Aim of the exercise:
Go through the data below and copy each line where the word "icon" occurs.

Web page and app entries:
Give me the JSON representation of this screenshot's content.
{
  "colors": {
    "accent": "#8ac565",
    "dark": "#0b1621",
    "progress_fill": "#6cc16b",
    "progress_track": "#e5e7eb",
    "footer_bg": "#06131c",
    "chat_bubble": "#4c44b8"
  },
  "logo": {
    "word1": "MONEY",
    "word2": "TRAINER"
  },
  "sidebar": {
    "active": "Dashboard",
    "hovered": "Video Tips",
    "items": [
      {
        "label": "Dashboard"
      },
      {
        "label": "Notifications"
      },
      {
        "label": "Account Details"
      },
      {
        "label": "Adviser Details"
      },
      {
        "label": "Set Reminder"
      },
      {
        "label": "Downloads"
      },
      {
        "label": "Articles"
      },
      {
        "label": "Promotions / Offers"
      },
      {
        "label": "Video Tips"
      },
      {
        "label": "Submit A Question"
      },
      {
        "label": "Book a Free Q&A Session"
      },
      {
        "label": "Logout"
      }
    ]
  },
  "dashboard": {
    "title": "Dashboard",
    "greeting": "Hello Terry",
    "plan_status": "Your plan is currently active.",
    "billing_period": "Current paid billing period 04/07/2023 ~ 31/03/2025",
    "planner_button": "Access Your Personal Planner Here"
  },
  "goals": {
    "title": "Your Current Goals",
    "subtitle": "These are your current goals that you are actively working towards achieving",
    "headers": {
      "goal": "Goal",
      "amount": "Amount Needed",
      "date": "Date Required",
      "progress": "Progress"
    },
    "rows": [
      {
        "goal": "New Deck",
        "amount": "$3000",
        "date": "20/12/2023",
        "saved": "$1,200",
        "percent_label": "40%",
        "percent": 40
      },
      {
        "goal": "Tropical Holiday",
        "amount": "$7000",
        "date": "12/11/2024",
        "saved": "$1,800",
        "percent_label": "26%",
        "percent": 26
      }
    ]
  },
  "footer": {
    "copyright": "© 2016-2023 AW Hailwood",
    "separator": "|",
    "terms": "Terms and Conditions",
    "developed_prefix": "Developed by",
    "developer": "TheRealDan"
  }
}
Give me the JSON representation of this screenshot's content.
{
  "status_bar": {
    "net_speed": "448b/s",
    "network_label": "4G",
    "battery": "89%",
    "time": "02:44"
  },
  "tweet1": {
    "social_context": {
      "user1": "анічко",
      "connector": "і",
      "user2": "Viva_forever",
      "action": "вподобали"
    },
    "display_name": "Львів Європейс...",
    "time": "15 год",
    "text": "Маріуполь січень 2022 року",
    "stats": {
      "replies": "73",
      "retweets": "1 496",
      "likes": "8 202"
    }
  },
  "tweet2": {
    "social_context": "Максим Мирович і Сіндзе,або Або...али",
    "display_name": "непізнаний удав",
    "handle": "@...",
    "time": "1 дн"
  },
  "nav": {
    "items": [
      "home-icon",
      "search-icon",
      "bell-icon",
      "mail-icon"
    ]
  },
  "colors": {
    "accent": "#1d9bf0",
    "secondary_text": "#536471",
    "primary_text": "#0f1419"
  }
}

Reply:
      "home-icon",
      "search-icon",
      "bell-icon",
      "mail-icon"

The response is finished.